It's thirty years to the day that Sandy Denny died, aged just 31, after a massive brain haemorrhage triggered by a fall, collapsing at a friend's house just a mile or so down the road from where I live. She was a SW London girl, of proud Scottish ancestry - grew up in Wimbledon (that's her parents house in the Village on the cover of Unhalfbricking), went to school in Kingston, is buried at Putney Vale Cemetery (but we've done that - perhaps I'll get down there again later today).
The web's chock-full of Sandy fan and 'tribute' sites of varying quality (can I point you to this good one though, especially as Philip's been kind enough to comment here in the past?) and you know where to look for the biographical stuff if you want it, so I won't rehash it all here. This is a fine read, if you can find it.
Really I just wanted to post this, the opening track of the first Fairport album she played on, and possibly the greatest of her songs that is not 'Who Knows Where The Time Goes'.
Such sad resonance in the spare lyric (about Mary Queen Of Scots' last day), the inexorable processional of Richard Thompson's guitar, that clear, crisp vocal...
How often she has gazed from castle windows all
And watched the daylight passing within her captive wall
With no-one to heed her call.
The evening hour is fading within the dwindling sun
And in a lonely moment those embers will be gone
And the last of all the young birds flown.
Her days of precious freedom forfeited long before
To live such fruitless years behind a guarded door
But those days will last no more.
Tomorrow at this hour she will be far away
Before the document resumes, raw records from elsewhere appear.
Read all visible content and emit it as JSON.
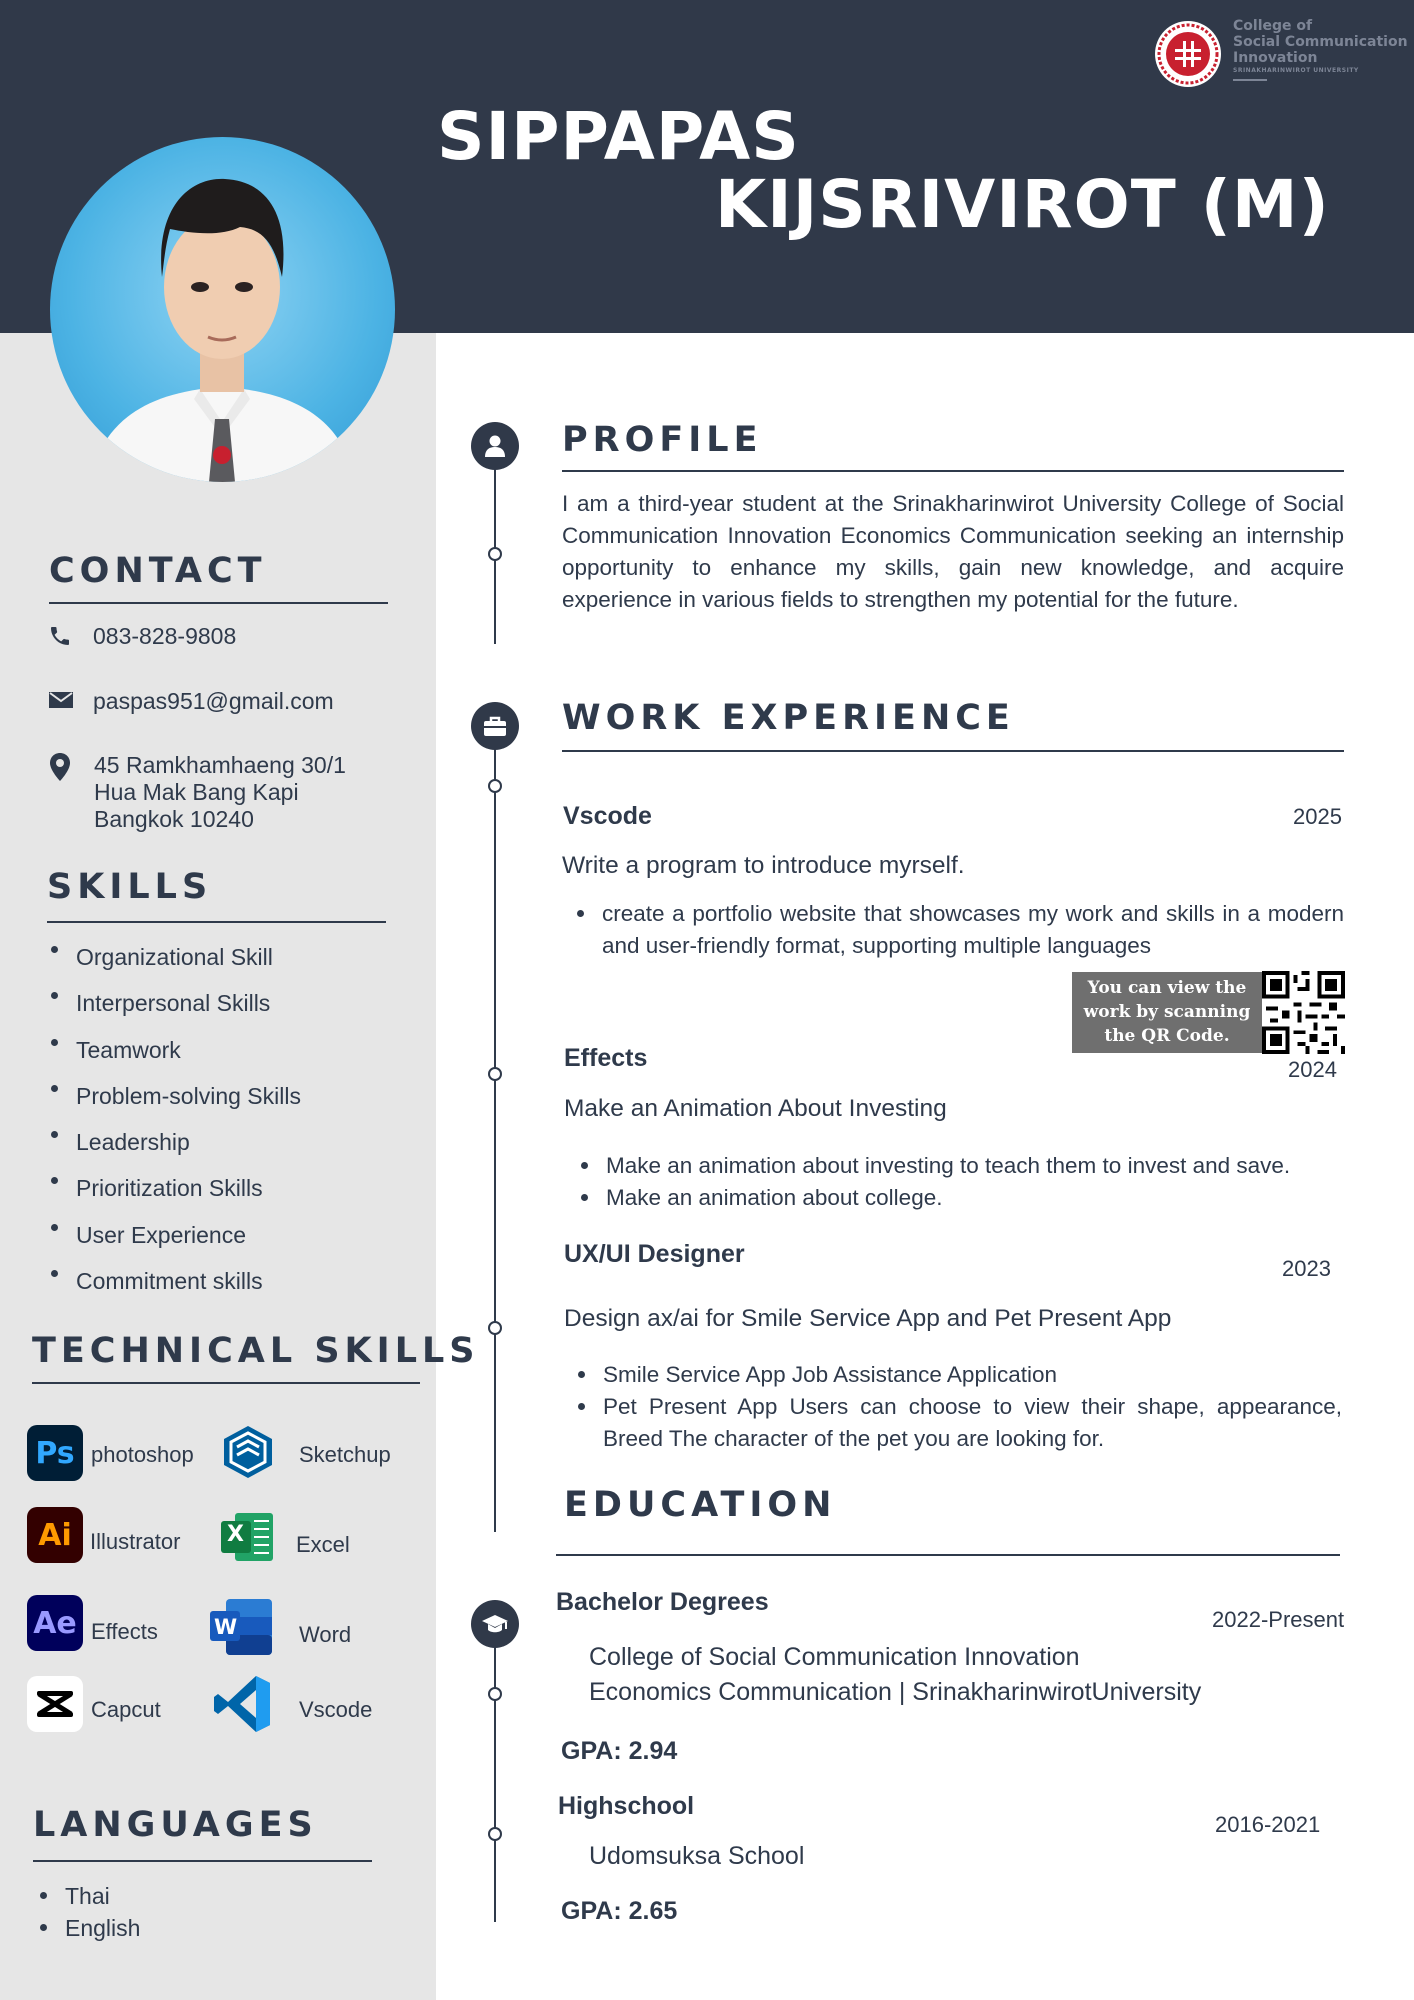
{
  "header": {
    "first_name": "SIPPAPAS",
    "last_name": "KIJSRIVIROT (M)",
    "logo": {
      "line1": "College of",
      "line2": "Social Communication",
      "line3": "Innovation",
      "line4": "SRINAKHARINWIROT UNIVERSITY"
    }
  },
  "contact": {
    "title": "CONTACT",
    "phone": "083-828-9808",
    "email": "paspas951@gmail.com",
    "address": [
      "45 Ramkhamhaeng 30/1",
      "Hua Mak  Bang Kapi",
      "Bangkok 10240"
    ]
  },
  "skills": {
    "title": "SKILLS",
    "items": [
      "Organizational Skill",
      "Interpersonal Skills",
      "Teamwork",
      "Problem-solving Skills",
      "Leadership",
      "Prioritization Skills",
      "User Experience",
      "Commitment skills"
    ]
  },
  "technical": {
    "title": "TECHNICAL SKILLS",
    "items": [
      {
        "icon_text": "Ps",
        "label": "photoshop"
      },
      {
        "icon_text": "",
        "label": "Sketchup"
      },
      {
        "icon_text": "Ai",
        "label": "Illustrator"
      },
      {
        "icon_text": "X",
        "label": "Excel"
      },
      {
        "icon_text": "Ae",
        "label": "Effects"
      },
      {
        "icon_text": "W",
        "label": "Word"
      },
      {
        "icon_text": "",
        "label": "Capcut"
      },
      {
        "icon_text": "",
        "label": "Vscode"
      }
    ]
  },
  "languages": {
    "title": "LANGUAGES",
    "items": [
      "Thai",
      "English"
    ]
  },
  "profile": {
    "title": "PROFILE",
    "text": "I am a third-year student at the Srinakharinwirot University College of Social Communication Innovation Economics Communication seeking an internship opportunity to enhance my skills, gain new knowledge, and acquire experience in various fields to strengthen my potential for the future."
  },
  "work": {
    "title": "WORK EXPERIENCE",
    "jobs": [
      {
        "name": "Vscode",
        "year": "2025",
        "desc": "Write a program to introduce myrself.",
        "bullets": [
          "create a portfolio website that showcases my work and skills in a modern and user-friendly format, supporting multiple languages"
        ]
      },
      {
        "name": "Effects",
        "year": "2024",
        "desc": "Make an Animation About Investing",
        "bullets": [
          "Make an animation about investing to teach them to invest and save.",
          "Make an animation about college."
        ]
      },
      {
        "name": "UX/UI Designer",
        "year": "2023",
        "desc": "Design ax/ai for Smile Service App and Pet Present App",
        "bullets": [
          "Smile Service App Job Assistance Application",
          "Pet Present App Users can choose to view their shape, appearance, Breed The character of the pet you are looking for."
        ]
      }
    ],
    "qr_note": [
      "You can view the",
      "work by scanning",
      "the QR Code."
    ]
  },
  "education": {
    "title": "EDUCATION",
    "entries": [
      {
        "level": "Bachelor Degrees",
        "year": "2022-Present",
        "lines": [
          "College of Social Communication Innovation",
          "Economics Communication  | SrinakharinwirotUniversity"
        ],
        "gpa": "GPA: 2.94"
      },
      {
        "level": "Highschool",
        "year": "2016-2021",
        "lines": [
          "Udomsuksa School"
        ],
        "gpa": "GPA: 2.65"
      }
    ]
  }
}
Much farther than these islands
Or the lonely Fotheringay.
Fairport Convention - 'Fotheringay' (1968)
[You should own this, at the very least]